MATERIAL PROVIDED —
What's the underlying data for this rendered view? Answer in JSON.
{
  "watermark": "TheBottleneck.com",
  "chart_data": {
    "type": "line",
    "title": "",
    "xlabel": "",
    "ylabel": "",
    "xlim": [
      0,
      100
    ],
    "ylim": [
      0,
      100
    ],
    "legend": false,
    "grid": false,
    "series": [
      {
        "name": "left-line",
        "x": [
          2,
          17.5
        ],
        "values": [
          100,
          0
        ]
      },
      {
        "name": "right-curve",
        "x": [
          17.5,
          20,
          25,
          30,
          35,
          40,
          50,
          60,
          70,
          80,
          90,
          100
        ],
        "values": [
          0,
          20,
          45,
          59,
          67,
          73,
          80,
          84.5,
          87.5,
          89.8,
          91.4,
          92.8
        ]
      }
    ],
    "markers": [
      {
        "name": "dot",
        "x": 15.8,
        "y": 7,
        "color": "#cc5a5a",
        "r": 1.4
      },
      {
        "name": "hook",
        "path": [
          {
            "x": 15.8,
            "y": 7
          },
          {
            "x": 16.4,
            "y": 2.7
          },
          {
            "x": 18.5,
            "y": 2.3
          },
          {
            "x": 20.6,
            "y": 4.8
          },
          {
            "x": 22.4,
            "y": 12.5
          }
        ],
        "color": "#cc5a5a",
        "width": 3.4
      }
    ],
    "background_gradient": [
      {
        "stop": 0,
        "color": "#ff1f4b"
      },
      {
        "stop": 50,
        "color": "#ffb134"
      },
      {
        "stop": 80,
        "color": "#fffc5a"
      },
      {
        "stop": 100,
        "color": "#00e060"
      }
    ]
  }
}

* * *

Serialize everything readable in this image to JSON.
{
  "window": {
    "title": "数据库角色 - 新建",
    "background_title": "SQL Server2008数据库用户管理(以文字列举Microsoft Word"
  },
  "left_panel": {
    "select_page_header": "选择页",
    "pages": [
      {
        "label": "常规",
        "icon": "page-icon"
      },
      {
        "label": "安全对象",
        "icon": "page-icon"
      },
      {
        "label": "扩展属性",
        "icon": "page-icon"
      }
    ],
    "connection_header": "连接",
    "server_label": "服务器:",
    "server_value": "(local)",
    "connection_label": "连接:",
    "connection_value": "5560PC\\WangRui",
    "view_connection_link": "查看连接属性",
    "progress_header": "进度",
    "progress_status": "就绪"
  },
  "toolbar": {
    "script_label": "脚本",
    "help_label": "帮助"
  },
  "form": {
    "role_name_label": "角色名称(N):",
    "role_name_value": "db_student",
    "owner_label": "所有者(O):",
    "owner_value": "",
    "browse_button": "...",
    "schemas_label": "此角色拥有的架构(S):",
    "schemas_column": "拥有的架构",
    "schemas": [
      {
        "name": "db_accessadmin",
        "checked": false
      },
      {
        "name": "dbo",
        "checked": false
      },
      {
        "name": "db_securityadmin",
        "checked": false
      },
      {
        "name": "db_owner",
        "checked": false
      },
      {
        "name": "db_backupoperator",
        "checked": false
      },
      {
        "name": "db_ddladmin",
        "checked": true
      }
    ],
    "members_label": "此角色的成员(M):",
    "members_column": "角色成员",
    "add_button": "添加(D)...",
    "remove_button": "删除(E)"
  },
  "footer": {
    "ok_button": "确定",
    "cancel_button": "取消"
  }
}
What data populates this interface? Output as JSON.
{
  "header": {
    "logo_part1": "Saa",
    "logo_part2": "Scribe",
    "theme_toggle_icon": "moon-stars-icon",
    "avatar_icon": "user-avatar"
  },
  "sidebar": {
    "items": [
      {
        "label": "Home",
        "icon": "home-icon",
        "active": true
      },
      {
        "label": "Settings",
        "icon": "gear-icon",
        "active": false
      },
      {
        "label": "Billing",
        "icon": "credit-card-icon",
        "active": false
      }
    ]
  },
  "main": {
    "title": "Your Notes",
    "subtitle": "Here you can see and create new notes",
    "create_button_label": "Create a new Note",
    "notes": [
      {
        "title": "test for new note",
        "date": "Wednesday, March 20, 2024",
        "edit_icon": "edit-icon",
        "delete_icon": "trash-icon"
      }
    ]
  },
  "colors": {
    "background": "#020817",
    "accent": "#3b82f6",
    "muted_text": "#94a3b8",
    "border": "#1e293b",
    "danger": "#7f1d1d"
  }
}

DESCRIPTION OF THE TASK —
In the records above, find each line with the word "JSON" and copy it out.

EXERCISE ANSWER —
What's the underlying data for this rendered view? Answer in JSON.
Serialize everything readable in this image to JSON.
What data populates this interface? Output as JSON.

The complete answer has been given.